Name: American Crow (Corvus brachyrhynchos)
Conservation Status: Least Concern (LE)
Description: A large passerine bird species of the family Corvidae. Although the American crow and the hooded crow are very similar in size, structure and behavior, their calls are different. The American crow, nevertheless, occupies the same role that the hooded crow does in Eurasia. From beak to tail, an American crow measures 40–50 cm (16–20 in), almost half of which is tail. Mass varies from about 300 to 600 g (11 to 21 oz). Males tend to be larger than females. The most usual call is CaaW!-CaaW!-CaaW!. The American crow is all black, with iridescent feathers. It looks much like other all-black corvids.
Distribution: It is a common bird found throughout much of North America. American crows are the New World counterpart to the carrion crow and the hooded crow.
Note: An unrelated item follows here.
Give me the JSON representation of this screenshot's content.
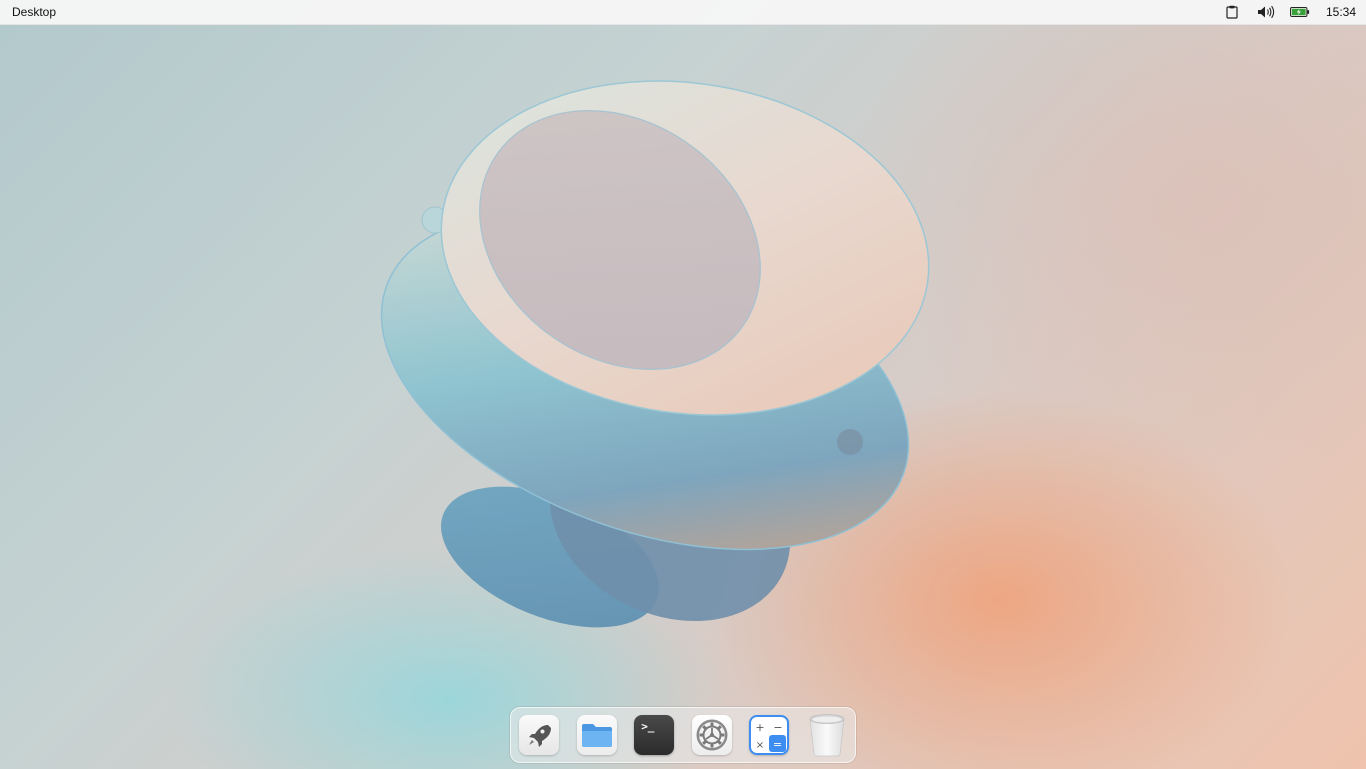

Diet: It will feed on invertebrates of all types, carrion, scraps of human food, seeds, eggs and nestlings, stranded fish on the shore and various grains. American crows are active hunters and will prey on mice, frogs, and other small animals. In winter and autumn, the diet of American crows is more dependent on nuts and acorns.
Dymadex's blogs on birds, also known as Aves or avian dinosaurs. They are a group of endothermic vertebrates, characterized by feathers, toothless beaked jaws, the laying of hard-shelled eggs, a high metabolic rate, a four-chambered heart, and a strong yet lightweight skeleton.